  • 1906 ? creation of the Muslim League.

  • China carved into spheres of influence in late
    19th centurySino-Japanese War of 1894-95
    revealed Chinas helplessness
  • Britain, France, Germany, Russia and Japan each
    came to control a piece of eastern China
  • Dr. Sun Yat-sen a revolutionary, sought to
    overthrow the Manchu dynasty and establish a
    republic sparked the beginning of a Chinese
    nationalist movement
  • Open Door Policy, sponsored by the U.S. in 1899,
    sought to open commerce to imperial latecomers
    like itself, urged the Europeans to allow free
    trade within China while respecting its
    territorial integrity.

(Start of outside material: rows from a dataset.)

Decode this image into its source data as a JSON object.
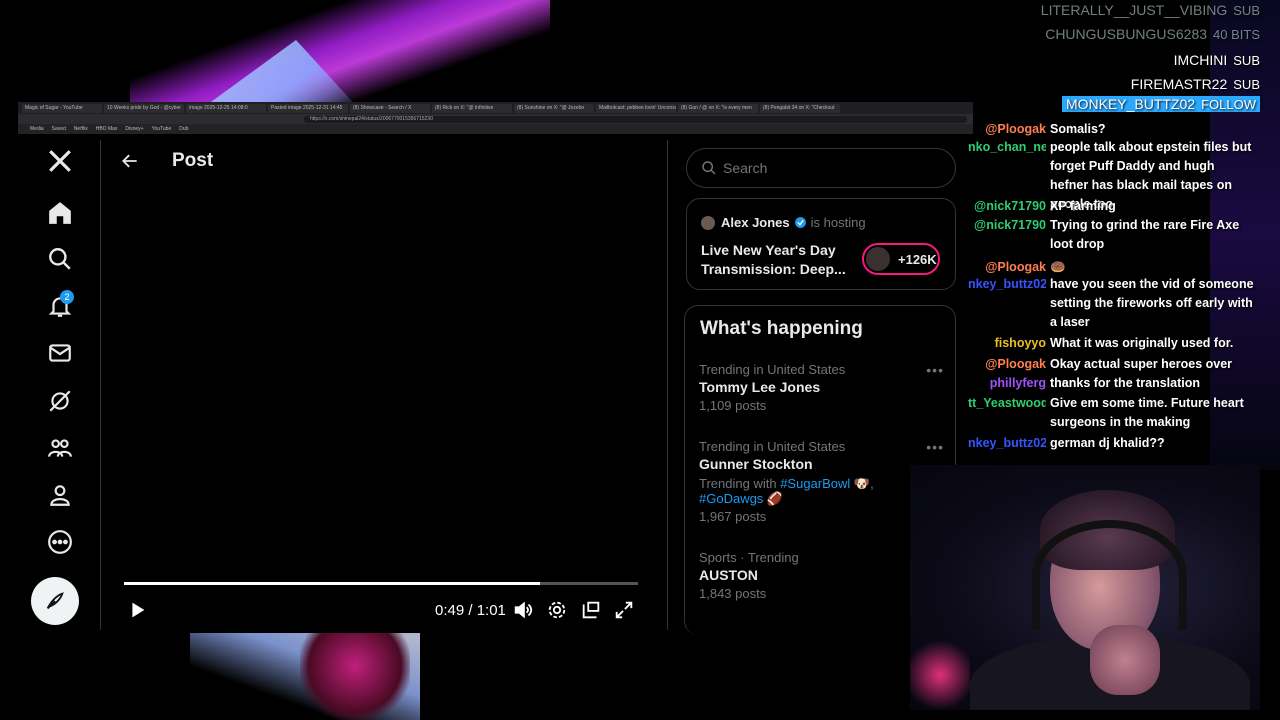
{
  "browser": {
    "tabs": [
      "Magic of Sugar - YouTube",
      "10 Weeks pride by God - @cyber",
      "image 2025-12-25 14:08:0",
      "Pasted image 2025-12-31 14:45",
      "(8) Showcase - Search / X",
      "(8) Rick on X: \"@ Infinitive",
      "(8) Sunshine on X: \"@ Jozebo",
      "Mailbotcast: pebbee lovin' Unconso",
      "(8) Gun / @ on X: \"is every men",
      "(8) Pengabit 34 on X: \"Checkout"
    ],
    "url": "https://x.com/shinepal24/status/2006770015356715230",
    "bookmarks": [
      "Media",
      "Saved",
      "Netflix",
      "HBO Max",
      "Disney+",
      "YouTube",
      "Dub"
    ]
  },
  "nav": {
    "notification_count": "2"
  },
  "main": {
    "title": "Post",
    "video": {
      "time": "0:49 / 1:01",
      "progress": 0.81
    }
  },
  "sidebar": {
    "search_placeholder": "Search",
    "space": {
      "host": "Alex Jones",
      "hosting_label": "is hosting",
      "title": "Live New Year's Day Transmission: Deep...",
      "listeners": "+126K"
    },
    "happening_title": "What's happening",
    "trends": [
      {
        "meta": "Trending in United States",
        "name": "Tommy Lee Jones",
        "posts": "1,109 posts"
      },
      {
        "meta": "Trending in United States",
        "name": "Gunner Stockton",
        "with_label": "Trending with",
        "tags": [
          "#SugarBowl",
          "#GoDawgs"
        ],
        "posts": "1,967 posts"
      },
      {
        "meta": "Sports · Trending",
        "name": "AUSTON",
        "posts": "1,843 posts"
      }
    ]
  },
  "chat": {
    "events": [
      {
        "user": "LITERALLY__JUST__VIBING",
        "kind": "SUB"
      },
      {
        "user": "CHUNGUSBUNGUS6283",
        "kind": "40 BITS"
      },
      {
        "user": "IMCHINI",
        "kind": "SUB"
      },
      {
        "user": "FIREMASTR22",
        "kind": "SUB"
      },
      {
        "user": "MONKEY_BUTTZ02",
        "kind": "FOLLOW"
      }
    ],
    "messages": [
      {
        "user": "@Ploogak",
        "color": "#ff7f50",
        "text": "Somalis?"
      },
      {
        "user": "nko_chan_ne",
        "color": "#2ecc71",
        "text": "people talk about epstein files but forget Puff Daddy and hugh hefner has black mail tapes on people too"
      },
      {
        "user": "@nick71790",
        "color": "#2ecc71",
        "text": "XP farming"
      },
      {
        "user": "@nick71790",
        "color": "#2ecc71",
        "text": "Trying to grind the rare Fire Axe loot drop"
      },
      {
        "user": "@Ploogak",
        "color": "#ff7f50",
        "text": "🍩"
      },
      {
        "user": "nkey_buttz02",
        "color": "#3355ff",
        "text": "have you seen the vid of someone setting the fireworks off early with a laser"
      },
      {
        "user": "fishoyyo",
        "color": "#e8c020",
        "text": "What it was originally used for."
      },
      {
        "user": "@Ploogak",
        "color": "#ff7f50",
        "text": "Okay actual super heroes over ther"
      },
      {
        "user": "phillyferg",
        "color": "#a050ff",
        "text": "thanks for the translation"
      },
      {
        "user": "tt_Yeastwood",
        "color": "#2ecc71",
        "text": "Give em some time. Future heart surgeons in the making"
      },
      {
        "user": "nkey_buttz02",
        "color": "#3355ff",
        "text": "german dj khalid??"
      }
    ]
  },
  "colors": {
    "accent": "#1d9bf0",
    "live_ring": "#f91880",
    "background": "#000000"
  }
}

The Open Door Policy
  • Secretary John Hay.
  • Give all nations equalaccess to trade in China.
  • Guaranteed that China would NOT be taken over by
    any one foreign power.

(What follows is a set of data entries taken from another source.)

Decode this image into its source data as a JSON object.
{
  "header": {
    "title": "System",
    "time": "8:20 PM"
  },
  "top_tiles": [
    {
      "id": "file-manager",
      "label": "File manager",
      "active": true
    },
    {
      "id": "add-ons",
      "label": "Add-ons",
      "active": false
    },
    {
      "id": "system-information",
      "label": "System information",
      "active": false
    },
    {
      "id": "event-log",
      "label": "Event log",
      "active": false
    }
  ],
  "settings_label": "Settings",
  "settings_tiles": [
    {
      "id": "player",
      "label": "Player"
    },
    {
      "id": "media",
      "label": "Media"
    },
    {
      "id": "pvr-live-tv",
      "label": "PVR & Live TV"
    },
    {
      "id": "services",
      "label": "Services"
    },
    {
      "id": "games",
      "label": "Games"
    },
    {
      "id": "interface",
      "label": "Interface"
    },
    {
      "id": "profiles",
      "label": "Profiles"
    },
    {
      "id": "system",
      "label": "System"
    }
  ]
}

TheOpen Door Policy
America as a Pacific Power
Boxer Rebellion
  • Boxer Rebellion, 1900 Patriotic uprising by
    Chinese nationalists against Western
    encroachment, was put down by imperial powers in
    1900 Manchu dynasty would soon fall
  • Captured Boxer Prisoners guarded by soldiers of
    the Sixth United States Cavalry, 1901

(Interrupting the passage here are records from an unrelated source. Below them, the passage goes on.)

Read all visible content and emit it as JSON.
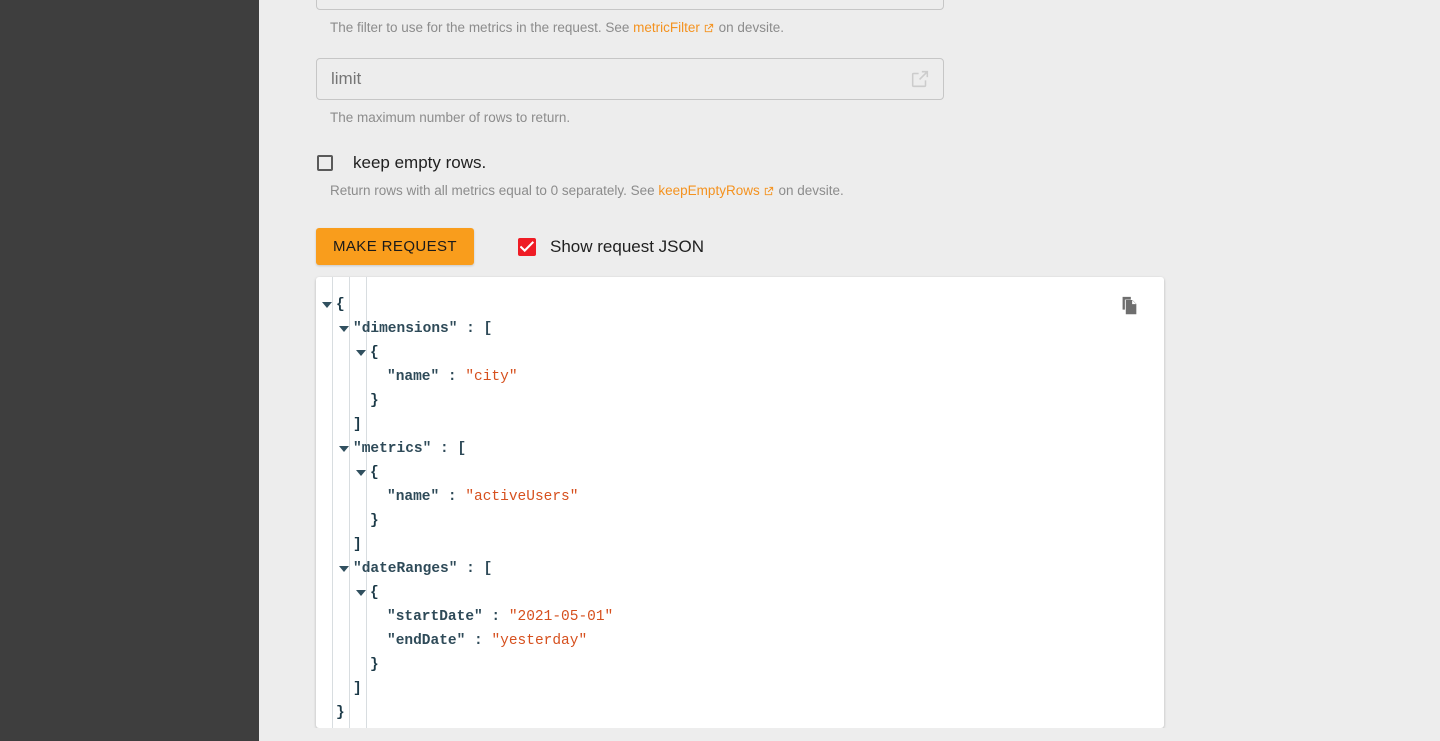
{
  "sidebar": {
    "label": "navigation-panel"
  },
  "fields": {
    "filter": {
      "name": "metric-filter-field",
      "value": "",
      "helper_prefix": "The filter to use for the metrics in the request. See ",
      "helper_link": "metricFilter",
      "helper_suffix": " on devsite.",
      "link_icon": "external-link-icon"
    },
    "limit": {
      "label": "limit",
      "placeholder": "limit",
      "value": "",
      "launch_icon": "open-in-new-icon",
      "helper": "The maximum number of rows to return."
    }
  },
  "keep_empty_rows": {
    "label": "keep empty rows.",
    "checked": false,
    "helper_prefix": "Return rows with all metrics equal to 0 separately. See ",
    "helper_link": "keepEmptyRows",
    "helper_suffix": " on devsite."
  },
  "actions": {
    "make_request_label": "MAKE REQUEST",
    "show_json_label": "Show request JSON",
    "show_json_checked": true
  },
  "json_viewer": {
    "copy_icon": "copy-icon",
    "lines": [
      {
        "indent": 0,
        "caret": true,
        "text": "{"
      },
      {
        "indent": 1,
        "caret": true,
        "key": "\"dimensions\"",
        "punct": " : ["
      },
      {
        "indent": 2,
        "caret": true,
        "text": "{"
      },
      {
        "indent": 3,
        "caret": false,
        "key": "\"name\"",
        "punct": " : ",
        "value": "\"city\""
      },
      {
        "indent": 2,
        "caret": false,
        "text": "}"
      },
      {
        "indent": 1,
        "caret": false,
        "text": "]"
      },
      {
        "indent": 1,
        "caret": true,
        "key": "\"metrics\"",
        "punct": " : ["
      },
      {
        "indent": 2,
        "caret": true,
        "text": "{"
      },
      {
        "indent": 3,
        "caret": false,
        "key": "\"name\"",
        "punct": " : ",
        "value": "\"activeUsers\""
      },
      {
        "indent": 2,
        "caret": false,
        "text": "}"
      },
      {
        "indent": 1,
        "caret": false,
        "text": "]"
      },
      {
        "indent": 1,
        "caret": true,
        "key": "\"dateRanges\"",
        "punct": " : ["
      },
      {
        "indent": 2,
        "caret": true,
        "text": "{"
      },
      {
        "indent": 3,
        "caret": false,
        "key": "\"startDate\"",
        "punct": " : ",
        "value": "\"2021-05-01\""
      },
      {
        "indent": 3,
        "caret": false,
        "key": "\"endDate\"",
        "punct": " : ",
        "value": "\"yesterday\""
      },
      {
        "indent": 2,
        "caret": false,
        "text": "}"
      },
      {
        "indent": 1,
        "caret": false,
        "text": "]"
      },
      {
        "indent": 0,
        "caret": false,
        "text": "}"
      }
    ],
    "guides": [
      1,
      2,
      3
    ]
  },
  "colors": {
    "sidebar": "#3e3e3e",
    "page_bg": "#ededed",
    "accent_orange": "#f99d1c",
    "link_orange": "#f4921f",
    "checkbox_red": "#ef1c25",
    "json_key": "#2e4a58",
    "json_value": "#d6501e"
  }
}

The Boxer Rebellion 1900
  • The Peaceful Harmonious Fists.
  • 55 Days at Peking.

  • Unlike China, Japan quickly modernized and became
    an imperial power by late 19th century
  • Meiji Restoration, 1867 resulted in series of
    reforms to compete with the West

Russo-Japanese War (1904)
  • Russia and Japan both had designs on Manchuria
    and Korea
  • Japanese concerned about Russian Trans-Siberian
    Railway across Manchuria
  • Japan destroyed Russian fleet off coast of Korea
    and won major battles on land although Russians
    turned the tide on land
  • Westerners horrified that Japan had defeated a
    major Western power.

Russo-Japanese War (1904)
  • Treaty of Portsmouth
  • (mediated by U.S. president Theodore Roosevelt)
    ended war with Japan winning major concessions
    (preferred position in Manchuria, protectorate in
    Korea, half of Sakhalin Island Japan also went
    on to annex Korea
  • Long-term impact of war Russia turned to the
    Balkans, and Russias political situation
    deteriorated further, leading to the Russian Rev.
  • Japans victory stimulated Asian nationalism
    various Asian peoples hoped to emulate Japanese
    power and win their independence